Heading to the pool: testing for COVID-19 at school
On October 26, at 9:30 a.m., dozens of Amherst Regional High School students were called from their classes to take COVID tests. These students had signed up to participate in a pooled testing program taking place at ARHS as well as other schools throughout the state of Massachusetts.
Robbin Suprenant, ARPS district nurse manager and ARHS school nurse, has been helping employees of CIC Health conduct pooled testing in ARHS. “I’m not the one that does all the testing,” she said, “CIC sends their people here to take care of it.”
“Originally, they actually wanted the National Guard to do it,” Suprenant said, but the ARPS district adopted the suggestion from DESE, the Massachusetts Department of Elementary & Secondary Education, to work with CIC Health. “DESE was already working with CIC, so it made sense to go with that plan,” Suprenant said.
CIC has facilitated more than 2 million COVID-19 tests, administered more than 1.2 million vaccines, and worked with more than 700 organizations in the US.
The current plan that ARPS is using for pooled testing sees CIC health employees working on a weekly schedule, going to different schools depending on the day of the week. At ARHS, CIC employees come in on Mondays to do all the preparations for testing, and they do all the tests on Tuesdays. After the tests are completed, the pools are left in boxes at the school to be picked up by a CIC Health courier at a later time.
There was virtually no reason for the School District to reject a pooled testing system, as it’s a historically reliable method. According to Darius Lakdawalla and Erin Trish, in writing for Smithsonian Magazine, COVID tests can consistently and reliably test not only single samples but pools of up to eight or nine people. In a population where only 0.1% of the population is infected, testing costs can be reduced by as much as 90%.

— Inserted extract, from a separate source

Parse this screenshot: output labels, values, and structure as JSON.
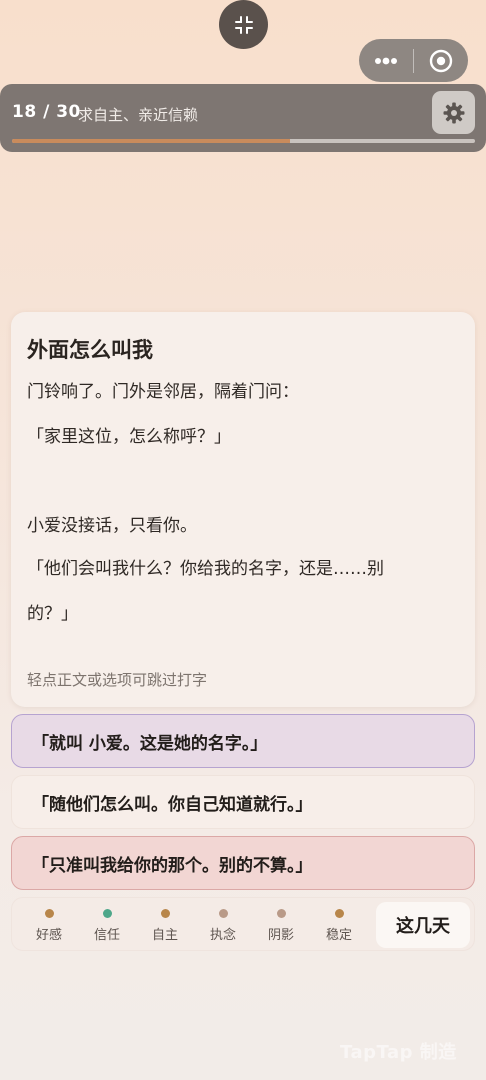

While it has not always been in the mainstream, pooled testing is by no means a new practice. It has been used to screen for sexually transmitted infections, as well as to test donated blood for things like the Zika virus and HIV. It’s a testing method that has been around for years and is widely supported in the medical community.
Pooled testing is a respected practice not only in the medical community but in our public schools as well. ARPS is not the only school district to adopt a pooled testing program. “The majority of the districts in the area are doing it,” Suprenant said.
So far, there have been no problems with pooled testing in the ARPS District. Not a single pool has tested positive, “and we’ve already had more than 1,200 students volunteer for the pooled testing program,” Suprenant said.
If a pool does test positive, all members of the pool will be notified via email and tested individually, and both Suprenant as well as Michale Morris, the Superintendent, will be notified immediately. “We would give them each a Binox Now Rapid Antigen (a 15 minute COVID rapid test), and we’d start contract tracing as soon as we know who’s positive,” Suprenant said.
While everyone connected to a positive pool will be notified quickly, the greater surrounding community might not find out until significantly later. “We would tell the town for data collection purposes, of course,” Suprenant said, “but we might not put out an announcement to the rest of the community.”
To this date, there have been no problems with pooled testing in the district.
The result of no positive pools seems to accurately represent the district population, as there haven’t been any reports of a COVID case since pooled testing has begun in ARPS. Students, staff, and families are in full support of the pooled testing system that has been put in place in the ARPS schools. “I really can’t say I have any criticism,” said Suprenant.